### WHAT IS EXPECTED
For the records below, give the number of lines that include the string "secs". Nothing else belongs in the answer.
————
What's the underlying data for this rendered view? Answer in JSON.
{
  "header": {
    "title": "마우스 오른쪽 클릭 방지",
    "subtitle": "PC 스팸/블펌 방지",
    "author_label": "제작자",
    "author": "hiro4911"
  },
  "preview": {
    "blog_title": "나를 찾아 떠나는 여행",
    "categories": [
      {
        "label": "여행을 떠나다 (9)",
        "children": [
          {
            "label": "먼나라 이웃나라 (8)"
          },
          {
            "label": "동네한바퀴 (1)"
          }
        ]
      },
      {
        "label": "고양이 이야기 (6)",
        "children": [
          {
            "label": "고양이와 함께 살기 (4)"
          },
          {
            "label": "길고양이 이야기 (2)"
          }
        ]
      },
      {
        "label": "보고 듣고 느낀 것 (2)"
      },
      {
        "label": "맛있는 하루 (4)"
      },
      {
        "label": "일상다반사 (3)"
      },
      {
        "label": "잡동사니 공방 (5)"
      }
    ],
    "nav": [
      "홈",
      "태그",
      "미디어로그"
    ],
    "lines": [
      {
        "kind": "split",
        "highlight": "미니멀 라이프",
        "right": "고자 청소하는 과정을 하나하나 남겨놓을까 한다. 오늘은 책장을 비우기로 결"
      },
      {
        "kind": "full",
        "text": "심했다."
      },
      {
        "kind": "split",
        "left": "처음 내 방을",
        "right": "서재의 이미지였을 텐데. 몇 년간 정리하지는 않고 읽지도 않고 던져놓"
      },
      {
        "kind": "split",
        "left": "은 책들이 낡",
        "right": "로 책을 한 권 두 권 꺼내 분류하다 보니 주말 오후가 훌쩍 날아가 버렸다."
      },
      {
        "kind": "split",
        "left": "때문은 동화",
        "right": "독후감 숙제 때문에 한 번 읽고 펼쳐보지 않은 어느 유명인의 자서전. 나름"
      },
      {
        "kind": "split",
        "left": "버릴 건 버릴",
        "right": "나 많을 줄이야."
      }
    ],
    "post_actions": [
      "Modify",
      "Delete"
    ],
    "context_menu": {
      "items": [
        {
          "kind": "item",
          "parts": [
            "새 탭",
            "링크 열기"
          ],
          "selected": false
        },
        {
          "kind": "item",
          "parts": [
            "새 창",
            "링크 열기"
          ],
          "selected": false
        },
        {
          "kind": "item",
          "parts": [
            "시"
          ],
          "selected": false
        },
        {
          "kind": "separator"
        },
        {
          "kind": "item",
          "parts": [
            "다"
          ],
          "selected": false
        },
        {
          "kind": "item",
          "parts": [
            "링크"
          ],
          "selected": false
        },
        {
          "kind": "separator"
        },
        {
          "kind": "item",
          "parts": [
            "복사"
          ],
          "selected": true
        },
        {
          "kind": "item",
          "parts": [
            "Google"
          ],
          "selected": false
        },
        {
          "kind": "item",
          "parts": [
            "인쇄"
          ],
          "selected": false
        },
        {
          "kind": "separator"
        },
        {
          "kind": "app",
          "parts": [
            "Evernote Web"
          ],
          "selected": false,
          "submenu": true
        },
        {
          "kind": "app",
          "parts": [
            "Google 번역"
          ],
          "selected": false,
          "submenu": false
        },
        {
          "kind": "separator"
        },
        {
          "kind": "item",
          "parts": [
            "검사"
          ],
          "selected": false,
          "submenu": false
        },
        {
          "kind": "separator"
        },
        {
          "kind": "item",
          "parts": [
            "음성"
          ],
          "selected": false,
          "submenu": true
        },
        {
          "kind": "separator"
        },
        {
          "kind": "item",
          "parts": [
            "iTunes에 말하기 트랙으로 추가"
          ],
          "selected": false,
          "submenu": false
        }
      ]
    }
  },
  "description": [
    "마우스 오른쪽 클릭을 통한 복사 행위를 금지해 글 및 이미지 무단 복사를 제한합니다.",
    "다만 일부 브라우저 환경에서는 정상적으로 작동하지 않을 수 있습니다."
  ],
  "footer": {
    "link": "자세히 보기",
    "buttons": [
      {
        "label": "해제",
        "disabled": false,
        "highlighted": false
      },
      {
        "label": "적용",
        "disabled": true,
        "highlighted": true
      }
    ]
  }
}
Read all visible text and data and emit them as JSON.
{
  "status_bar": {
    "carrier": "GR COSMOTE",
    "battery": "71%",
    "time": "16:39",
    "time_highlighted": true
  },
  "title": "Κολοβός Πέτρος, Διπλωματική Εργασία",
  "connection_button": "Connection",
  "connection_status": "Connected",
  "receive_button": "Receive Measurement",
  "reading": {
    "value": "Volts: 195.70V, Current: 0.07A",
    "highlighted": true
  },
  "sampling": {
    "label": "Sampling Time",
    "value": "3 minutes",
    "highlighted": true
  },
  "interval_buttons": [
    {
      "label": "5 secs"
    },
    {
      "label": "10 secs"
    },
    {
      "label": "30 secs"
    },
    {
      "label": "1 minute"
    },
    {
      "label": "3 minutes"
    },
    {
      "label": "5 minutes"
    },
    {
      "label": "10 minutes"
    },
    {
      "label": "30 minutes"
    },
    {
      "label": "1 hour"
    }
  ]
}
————
### OUTPUT FOR THIS EXERCISE
3